The entries below must be retyped exactly. Pictures are to be omitted.
*** Data for the task ***
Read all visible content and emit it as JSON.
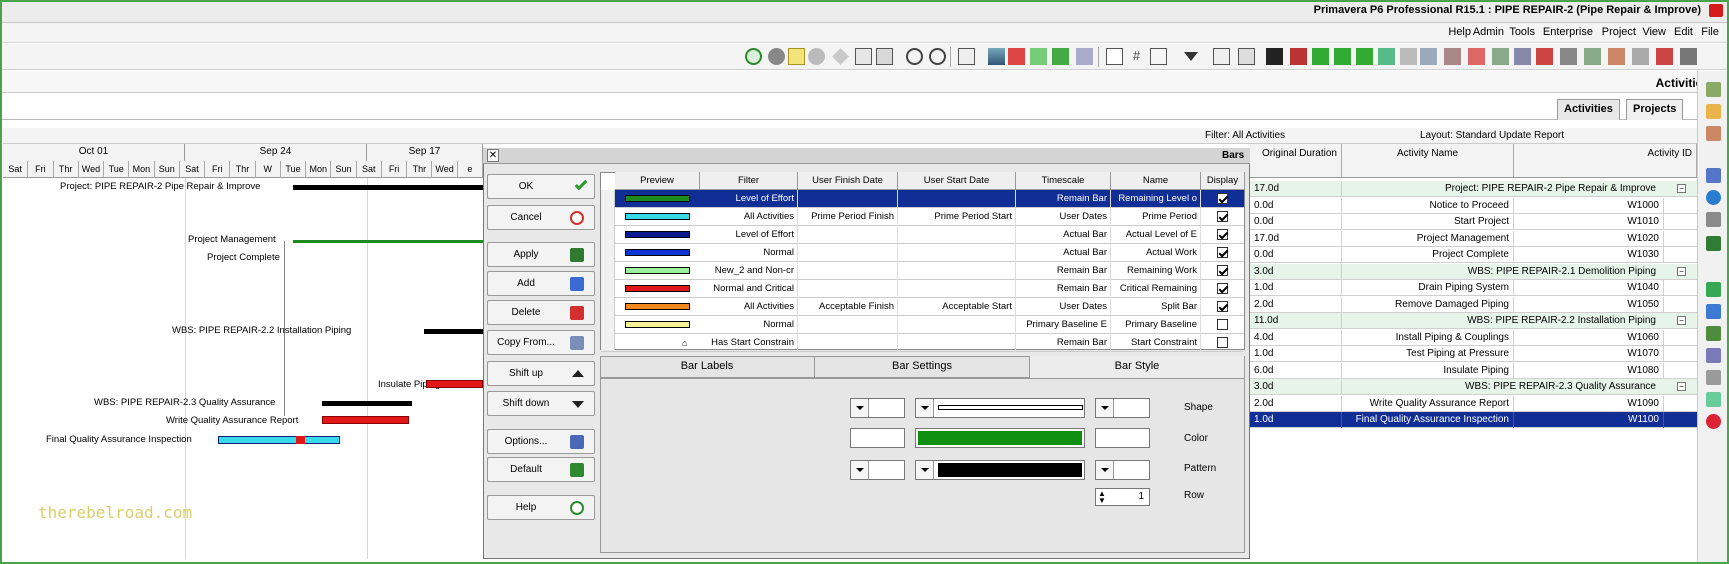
{
  "window": {
    "title": "Primavera P6 Professional R15.1 : PIPE REPAIR-2 (Pipe Repair & Improve)"
  },
  "menu": [
    "File",
    "Edit",
    "View",
    "Project",
    "Enterprise",
    "Tools",
    "Admin",
    "Help"
  ],
  "toolbar_icons": [
    "gantt-icon",
    "columns-icon",
    "filter-icon",
    "group-icon",
    "sort-icon",
    "zoom-in-icon",
    "zoom-out-icon",
    "print-icon",
    "help-icon"
  ],
  "header": {
    "section_title": "Activities"
  },
  "tabs": [
    {
      "label": "Projects"
    },
    {
      "label": "Activities"
    }
  ],
  "layout_bar": {
    "layout": "Layout: Standard Update Report",
    "filter": "Filter: All Activities"
  },
  "gantt": {
    "weeks": [
      "Oct 01",
      "Sep 24",
      "Sep 17"
    ],
    "days": [
      "Sat",
      "Fri",
      "Thr",
      "Wed",
      "Tue",
      "Mon",
      "Sun",
      "Sat",
      "Fri",
      "Thr",
      "W",
      "Tue",
      "Mon",
      "Sun",
      "Sat",
      "Fri",
      "Thr",
      "Wed",
      "e"
    ],
    "labels": [
      "Project: PIPE REPAIR-2  Pipe Repair & Improve",
      "Project Management",
      "Project Complete",
      "WBS: PIPE REPAIR-2.2  Installation Piping",
      "Insulate Piping",
      "WBS: PIPE REPAIR-2.3  Quality Assurance",
      "Write Quality Assurance Report",
      "Final Quality Assurance Inspection"
    ]
  },
  "dialog": {
    "title": "Bars",
    "buttons": [
      {
        "label": "OK",
        "icon": "check-icon"
      },
      {
        "label": "Cancel",
        "icon": "cancel-icon"
      },
      {
        "label": "Apply",
        "icon": "apply-icon"
      },
      {
        "label": "Add",
        "icon": "add-icon"
      },
      {
        "label": "Delete",
        "icon": "delete-icon"
      },
      {
        "label": "Copy From...",
        "icon": "copy-icon"
      },
      {
        "label": "Shift up",
        "icon": "arrow-up-icon"
      },
      {
        "label": "Shift down",
        "icon": "arrow-down-icon"
      },
      {
        "label": "Options...",
        "icon": "options-icon"
      },
      {
        "label": "Default",
        "icon": "default-icon"
      },
      {
        "label": "Help",
        "icon": "help-icon"
      }
    ],
    "columns": [
      "Display",
      "Name",
      "Timescale",
      "User Start Date",
      "User Finish Date",
      "Filter",
      "Preview"
    ],
    "rows": [
      {
        "display": true,
        "name": "Remaining Level o",
        "timescale": "Remain Bar",
        "start": "",
        "finish": "",
        "filter": "Level of Effort",
        "color": "#1e8a1e",
        "selected": true
      },
      {
        "display": true,
        "name": "Prime Period",
        "timescale": "User Dates",
        "start": "Prime Period Start",
        "finish": "Prime Period Finish",
        "filter": "All Activities",
        "color": "#39d9ec"
      },
      {
        "display": true,
        "name": "Actual Level of E",
        "timescale": "Actual Bar",
        "start": "",
        "finish": "",
        "filter": "Level of Effort",
        "color": "#0b1a8c"
      },
      {
        "display": true,
        "name": "Actual Work",
        "timescale": "Actual Bar",
        "start": "",
        "finish": "",
        "filter": "Normal",
        "color": "#1033d6"
      },
      {
        "display": true,
        "name": "Remaining Work",
        "timescale": "Remain Bar",
        "start": "",
        "finish": "",
        "filter": "New_2 and Non-cr",
        "color": "#9eef9e"
      },
      {
        "display": true,
        "name": "Critical Remaining",
        "timescale": "Remain Bar",
        "start": "",
        "finish": "",
        "filter": "Normal and Critical",
        "color": "#e21717"
      },
      {
        "display": true,
        "name": "Split Bar",
        "timescale": "User Dates",
        "start": "Acceptable Start",
        "finish": "Acceptable Finish",
        "filter": "All Activities",
        "color": "#f28a1d"
      },
      {
        "display": false,
        "name": "Primary Baseline",
        "timescale": "Primary Baseline E",
        "start": "",
        "finish": "",
        "filter": "Normal",
        "color": "#f5f29a"
      },
      {
        "display": false,
        "name": "Start Constraint",
        "timescale": "Remain Bar",
        "start": "",
        "finish": "",
        "filter": "Has Start Constrain",
        "color": ""
      }
    ],
    "tabs": [
      "Bar Style",
      "Bar Settings",
      "Bar Labels"
    ],
    "style": {
      "shape_label": "Shape",
      "color_label": "Color",
      "pattern_label": "Pattern",
      "row_label": "Row",
      "row_value": "1",
      "bar_color": "#0f8f0f",
      "pattern_color": "#000000"
    }
  },
  "grid": {
    "columns": [
      "Activity ID",
      "Activity Name",
      "Original Duration"
    ],
    "rows": [
      {
        "id": "Project: PIPE REPAIR-2  Pipe Repair & Improve",
        "name": "",
        "dur": "17.0d",
        "kind": "project"
      },
      {
        "id": "W1000",
        "name": "Notice to Proceed",
        "dur": "0.0d",
        "kind": "task"
      },
      {
        "id": "W1010",
        "name": "Start Project",
        "dur": "0.0d",
        "kind": "task"
      },
      {
        "id": "W1020",
        "name": "Project Management",
        "dur": "17.0d",
        "kind": "task"
      },
      {
        "id": "W1030",
        "name": "Project Complete",
        "dur": "0.0d",
        "kind": "task"
      },
      {
        "id": "WBS: PIPE REPAIR-2.1  Demolition Piping",
        "name": "",
        "dur": "3.0d",
        "kind": "wbs"
      },
      {
        "id": "W1040",
        "name": "Drain Piping System",
        "dur": "1.0d",
        "kind": "task"
      },
      {
        "id": "W1050",
        "name": "Remove Damaged Piping",
        "dur": "2.0d",
        "kind": "task"
      },
      {
        "id": "WBS: PIPE REPAIR-2.2  Installation Piping",
        "name": "",
        "dur": "11.0d",
        "kind": "wbs"
      },
      {
        "id": "W1060",
        "name": "Install Piping & Couplings",
        "dur": "4.0d",
        "kind": "task"
      },
      {
        "id": "W1070",
        "name": "Test Piping at Pressure",
        "dur": "1.0d",
        "kind": "task"
      },
      {
        "id": "W1080",
        "name": "Insulate Piping",
        "dur": "6.0d",
        "kind": "task"
      },
      {
        "id": "WBS: PIPE REPAIR-2.3  Quality Assurance",
        "name": "",
        "dur": "3.0d",
        "kind": "wbs"
      },
      {
        "id": "W1090",
        "name": "Write Quality Assurance Report",
        "dur": "2.0d",
        "kind": "task"
      },
      {
        "id": "W1100",
        "name": "Final Quality Assurance Inspection",
        "dur": "1.0d",
        "kind": "task",
        "selected": true
      }
    ]
  },
  "watermark": "therebelroad.com"
}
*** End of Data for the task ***
## Exercise response
Read all visible content and emit it as JSON.
{
  "window": {
    "title": "Primavera P6 Professional R15.1 : PIPE REPAIR-2 (Pipe Repair & Improve)"
  },
  "menu": [
    "File",
    "Edit",
    "View",
    "Project",
    "Enterprise",
    "Tools",
    "Admin",
    "Help"
  ],
  "toolbar_icons": [
    "gantt-icon",
    "columns-icon",
    "filter-icon",
    "group-icon",
    "sort-icon",
    "zoom-in-icon",
    "zoom-out-icon",
    "print-icon",
    "help-icon"
  ],
  "header": {
    "section_title": "Activities"
  },
  "tabs": [
    {
      "label": "Projects"
    },
    {
      "label": "Activities"
    }
  ],
  "layout_bar": {
    "layout": "Layout: Standard Update Report",
    "filter": "Filter: All Activities"
  },
  "gantt": {
    "weeks": [
      "Oct 01",
      "Sep 24",
      "Sep 17"
    ],
    "days": [
      "Sat",
      "Fri",
      "Thr",
      "Wed",
      "Tue",
      "Mon",
      "Sun",
      "Sat",
      "Fri",
      "Thr",
      "W",
      "Tue",
      "Mon",
      "Sun",
      "Sat",
      "Fri",
      "Thr",
      "Wed",
      "e"
    ],
    "labels": [
      "Project: PIPE REPAIR-2  Pipe Repair & Improve",
      "Project Management",
      "Project Complete",
      "WBS: PIPE REPAIR-2.2  Installation Piping",
      "Insulate Piping",
      "WBS: PIPE REPAIR-2.3  Quality Assurance",
      "Write Quality Assurance Report",
      "Final Quality Assurance Inspection"
    ]
  },
  "dialog": {
    "title": "Bars",
    "buttons": [
      {
        "label": "OK",
        "icon": "check-icon"
      },
      {
        "label": "Cancel",
        "icon": "cancel-icon"
      },
      {
        "label": "Apply",
        "icon": "apply-icon"
      },
      {
        "label": "Add",
        "icon": "add-icon"
      },
      {
        "label": "Delete",
        "icon": "delete-icon"
      },
      {
        "label": "Copy From...",
        "icon": "copy-icon"
      },
      {
        "label": "Shift up",
        "icon": "arrow-up-icon"
      },
      {
        "label": "Shift down",
        "icon": "arrow-down-icon"
      },
      {
        "label": "Options...",
        "icon": "options-icon"
      },
      {
        "label": "Default",
        "icon": "default-icon"
      },
      {
        "label": "Help",
        "icon": "help-icon"
      }
    ],
    "columns": [
      "Display",
      "Name",
      "Timescale",
      "User Start Date",
      "User Finish Date",
      "Filter",
      "Preview"
    ],
    "rows": [
      {
        "display": true,
        "name": "Remaining Level o",
        "timescale": "Remain Bar",
        "start": "",
        "finish": "",
        "filter": "Level of Effort",
        "color": "#1e8a1e",
        "selected": true
      },
      {
        "display": true,
        "name": "Prime Period",
        "timescale": "User Dates",
        "start": "Prime Period Start",
        "finish": "Prime Period Finish",
        "filter": "All Activities",
        "color": "#39d9ec"
      },
      {
        "display": true,
        "name": "Actual Level of E",
        "timescale": "Actual Bar",
        "start": "",
        "finish": "",
        "filter": "Level of Effort",
        "color": "#0b1a8c"
      },
      {
        "display": true,
        "name": "Actual Work",
        "timescale": "Actual Bar",
        "start": "",
        "finish": "",
        "filter": "Normal",
        "color": "#1033d6"
      },
      {
        "display": true,
        "name": "Remaining Work",
        "timescale": "Remain Bar",
        "start": "",
        "finish": "",
        "filter": "New_2 and Non-cr",
        "color": "#9eef9e"
      },
      {
        "display": true,
        "name": "Critical Remaining",
        "timescale": "Remain Bar",
        "start": "",
        "finish": "",
        "filter": "Normal and Critical",
        "color": "#e21717"
      },
      {
        "display": true,
        "name": "Split Bar",
        "timescale": "User Dates",
        "start": "Acceptable Start",
        "finish": "Acceptable Finish",
        "filter": "All Activities",
        "color": "#f28a1d"
      },
      {
        "display": false,
        "name": "Primary Baseline",
        "timescale": "Primary Baseline E",
        "start": "",
        "finish": "",
        "filter": "Normal",
        "color": "#f5f29a"
      },
      {
        "display": false,
        "name": "Start Constraint",
        "timescale": "Remain Bar",
        "start": "",
        "finish": "",
        "filter": "Has Start Constrain",
        "color": ""
      }
    ],
    "tabs": [
      "Bar Style",
      "Bar Settings",
      "Bar Labels"
    ],
    "style": {
      "shape_label": "Shape",
      "color_label": "Color",
      "pattern_label": "Pattern",
      "row_label": "Row",
      "row_value": "1",
      "bar_color": "#0f8f0f",
      "pattern_color": "#000000"
    }
  },
  "grid": {
    "columns": [
      "Activity ID",
      "Activity Name",
      "Original Duration"
    ],
    "rows": [
      {
        "id": "Project: PIPE REPAIR-2  Pipe Repair & Improve",
        "name": "",
        "dur": "17.0d",
        "kind": "project"
      },
      {
        "id": "W1000",
        "name": "Notice to Proceed",
        "dur": "0.0d",
        "kind": "task"
      },
      {
        "id": "W1010",
        "name": "Start Project",
        "dur": "0.0d",
        "kind": "task"
      },
      {
        "id": "W1020",
        "name": "Project Management",
        "dur": "17.0d",
        "kind": "task"
      },
      {
        "id": "W1030",
        "name": "Project Complete",
        "dur": "0.0d",
        "kind": "task"
      },
      {
        "id": "WBS: PIPE REPAIR-2.1  Demolition Piping",
        "name": "",
        "dur": "3.0d",
        "kind": "wbs"
      },
      {
        "id": "W1040",
        "name": "Drain Piping System",
        "dur": "1.0d",
        "kind": "task"
      },
      {
        "id": "W1050",
        "name": "Remove Damaged Piping",
        "dur": "2.0d",
        "kind": "task"
      },
      {
        "id": "WBS: PIPE REPAIR-2.2  Installation Piping",
        "name": "",
        "dur": "11.0d",
        "kind": "wbs"
      },
      {
        "id": "W1060",
        "name": "Install Piping & Couplings",
        "dur": "4.0d",
        "kind": "task"
      },
      {
        "id": "W1070",
        "name": "Test Piping at Pressure",
        "dur": "1.0d",
        "kind": "task"
      },
      {
        "id": "W1080",
        "name": "Insulate Piping",
        "dur": "6.0d",
        "kind": "task"
      },
      {
        "id": "WBS: PIPE REPAIR-2.3  Quality Assurance",
        "name": "",
        "dur": "3.0d",
        "kind": "wbs"
      },
      {
        "id": "W1090",
        "name": "Write Quality Assurance Report",
        "dur": "2.0d",
        "kind": "task"
      },
      {
        "id": "W1100",
        "name": "Final Quality Assurance Inspection",
        "dur": "1.0d",
        "kind": "task",
        "selected": true
      }
    ]
  },
  "watermark": "therebelroad.com"
}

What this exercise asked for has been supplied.